1999 R-Vision Trail Light B17 hybrid
2006 Explorer Eddie Bauer
2002 Xterra rollin’ on 33’s
1993 Chevy Z24 Convertible
Lives in garage 71,000 miles

dufferdj

Colorado/Arizona

Full Member

Joined: 07/27/2008

View Profile



Good Sam RV Club Member

Offline
Posted: 12/23/19 08:00pm Link  |  Quote  |  Print  |  Notify Moderator

Thanks to all of you that replied and the many questions and suggestions that have been made. After reviewing your various questions I tried disconnecting the battery bank. Since the solar panels (400W) are wired directly through the Blue Sky Solar Boost 3000i they are keeping the batteries fully charged even though we had a cloudy day today. Since I have the battery bank disconnected ,the draw throughout the night should be minimal. So at this point I believe that this condition should be best for the life of these batteries and the new ones I will be installing soon. Thanks again.

BUB1988

Temple Terrace Florida

Full Member

Joined: 08/27/2009

View Profile



Good Sam RV Club Member

Offline
Posted: 01/04/20 03:17pm Link  |  Quote  |  Print  |  Notify Moderator

So while we had our RV in storage we kept it on solar to keep the batteries charged.
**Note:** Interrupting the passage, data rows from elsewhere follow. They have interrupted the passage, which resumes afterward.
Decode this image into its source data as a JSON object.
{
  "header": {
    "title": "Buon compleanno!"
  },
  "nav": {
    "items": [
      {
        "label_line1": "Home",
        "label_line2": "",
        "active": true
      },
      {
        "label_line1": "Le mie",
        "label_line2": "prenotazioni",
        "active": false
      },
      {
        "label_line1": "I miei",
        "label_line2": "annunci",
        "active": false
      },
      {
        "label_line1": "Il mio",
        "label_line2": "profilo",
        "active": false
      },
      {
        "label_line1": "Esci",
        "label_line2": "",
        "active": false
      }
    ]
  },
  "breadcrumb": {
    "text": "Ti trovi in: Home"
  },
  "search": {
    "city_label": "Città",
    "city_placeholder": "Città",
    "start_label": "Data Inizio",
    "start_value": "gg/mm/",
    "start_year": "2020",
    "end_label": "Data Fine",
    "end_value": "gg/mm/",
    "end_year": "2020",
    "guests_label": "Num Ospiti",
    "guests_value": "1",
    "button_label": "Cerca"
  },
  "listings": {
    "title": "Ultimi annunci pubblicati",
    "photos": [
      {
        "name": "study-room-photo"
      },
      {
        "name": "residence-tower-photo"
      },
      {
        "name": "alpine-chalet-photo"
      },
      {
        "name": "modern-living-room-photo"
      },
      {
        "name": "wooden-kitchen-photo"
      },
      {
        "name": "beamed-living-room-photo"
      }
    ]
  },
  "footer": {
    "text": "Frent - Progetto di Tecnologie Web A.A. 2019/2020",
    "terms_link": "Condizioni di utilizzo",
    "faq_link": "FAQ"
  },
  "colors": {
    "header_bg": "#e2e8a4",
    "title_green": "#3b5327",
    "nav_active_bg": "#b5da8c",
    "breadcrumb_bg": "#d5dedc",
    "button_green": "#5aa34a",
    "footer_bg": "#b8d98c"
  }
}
We have 4 - 12 V batteries, 2 coach and 2 chassis. The solar panel was only 100W and we never had an issue. We live in Florida and it never was in storage for over 6 -8 weeks at time.

Reply to Topic  |  Subscribe  |  Print Topic  |  Post New Topic  | 
Page of 2  
Prev
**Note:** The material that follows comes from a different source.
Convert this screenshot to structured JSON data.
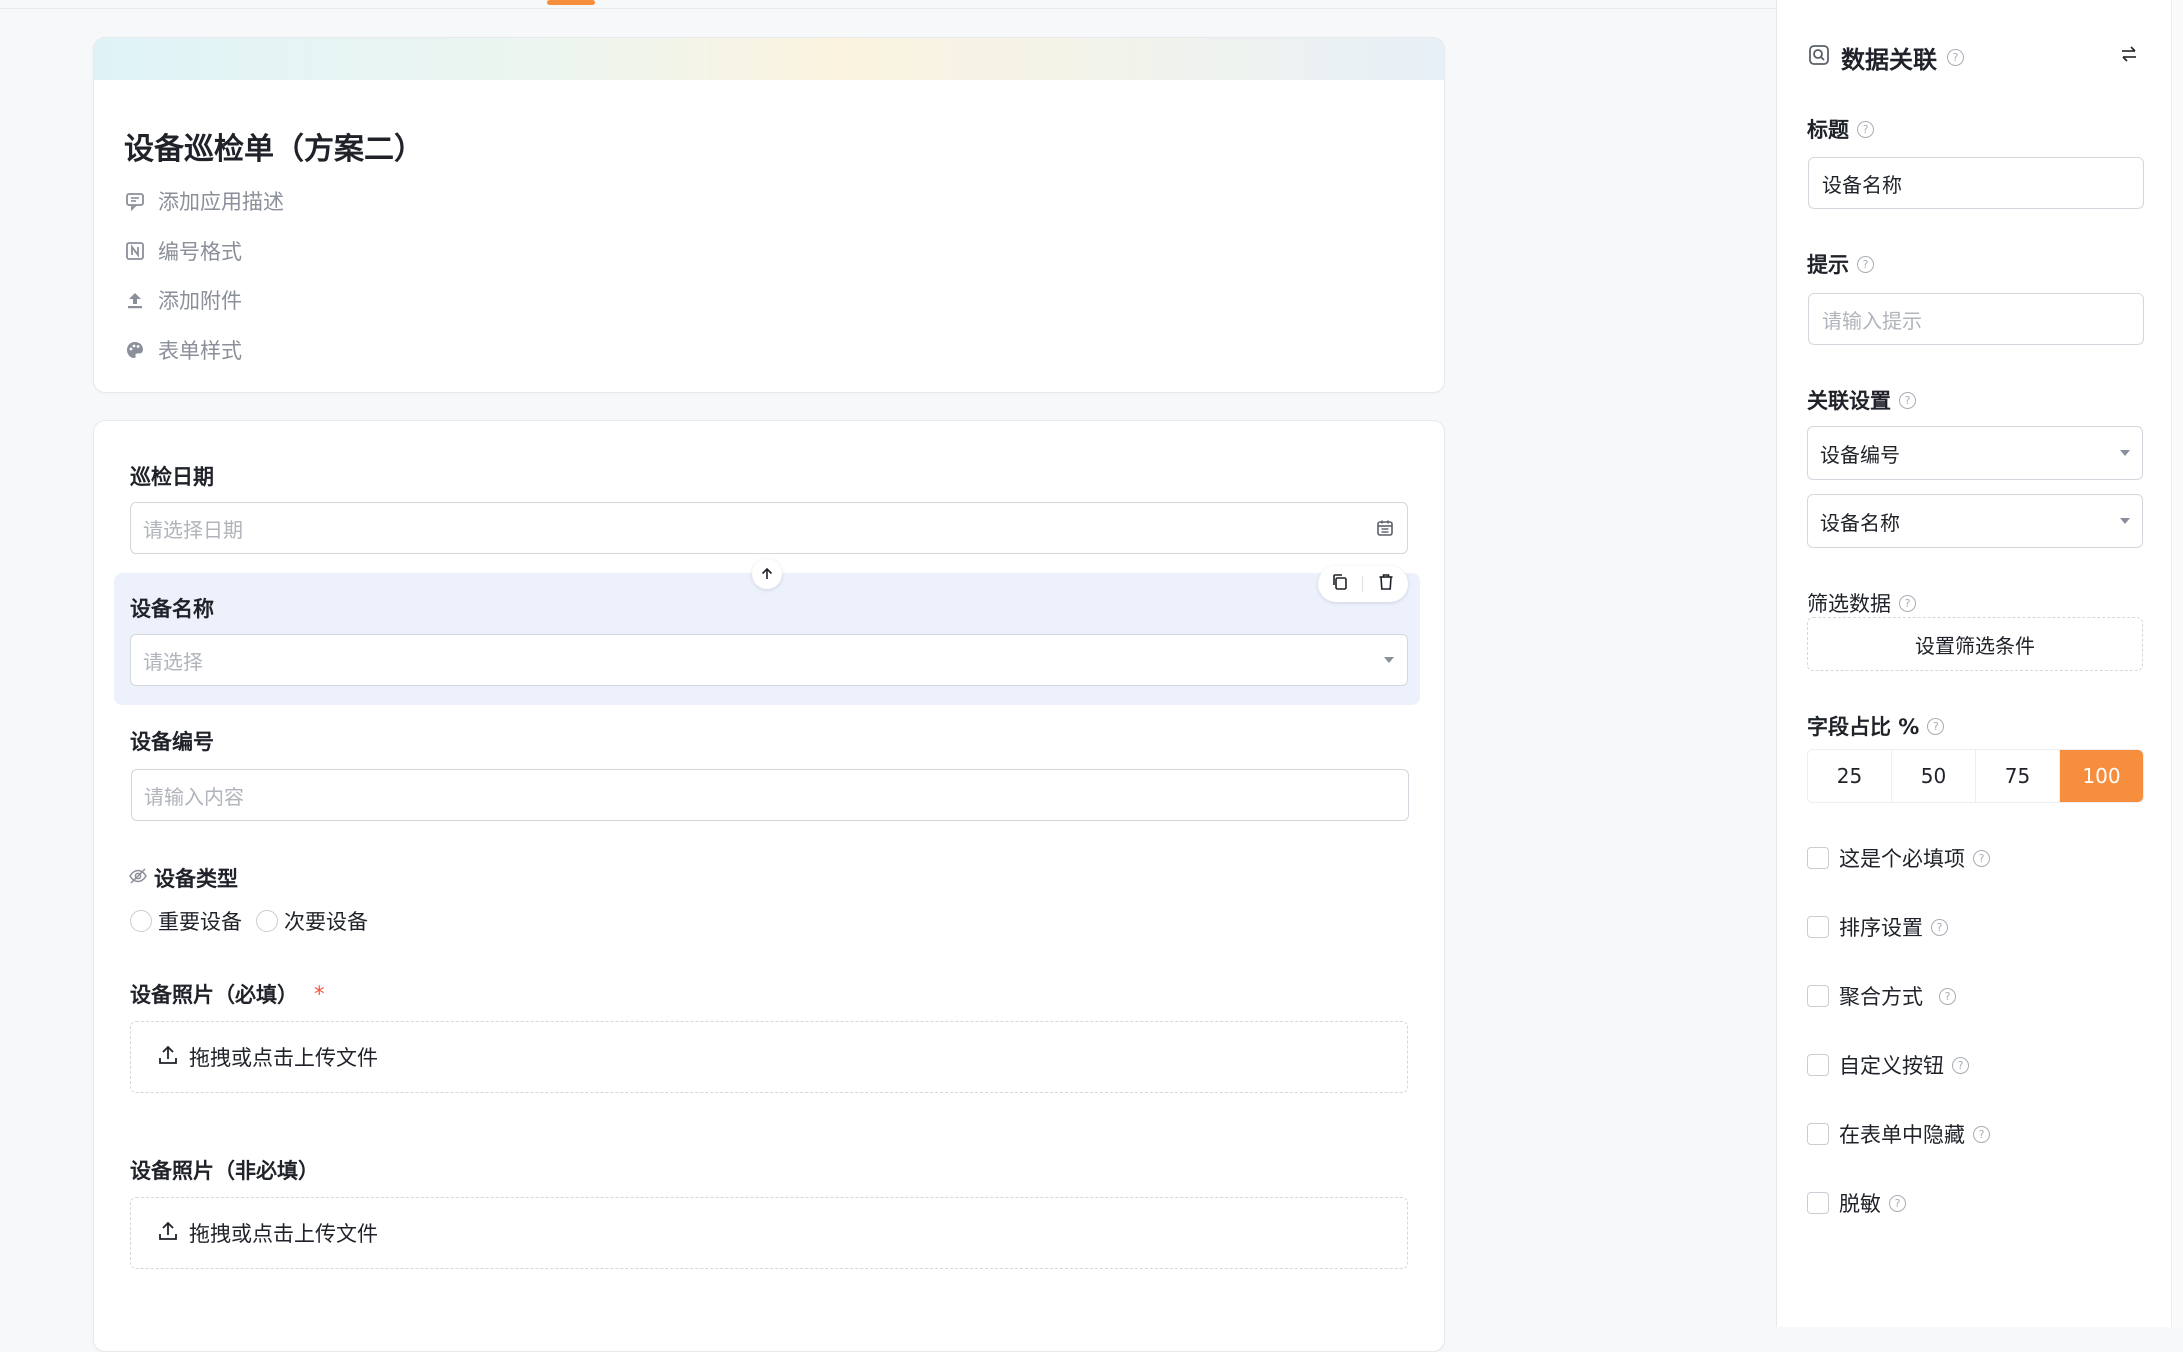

Open Roads Forum  >  Class A Motorhomes  >  All

 > Solar while the RV is in Storage
Search:   Advanced Search

Search only in Class A Motorhomes


New posts No new posts
Closed, new posts Closed, no new posts
Moved, new posts Moved, no new posts

Adjust text size:




© 2020 CWI, Inc. © 2020 Good Sam Enterprises, LLC. All Rights Reserved.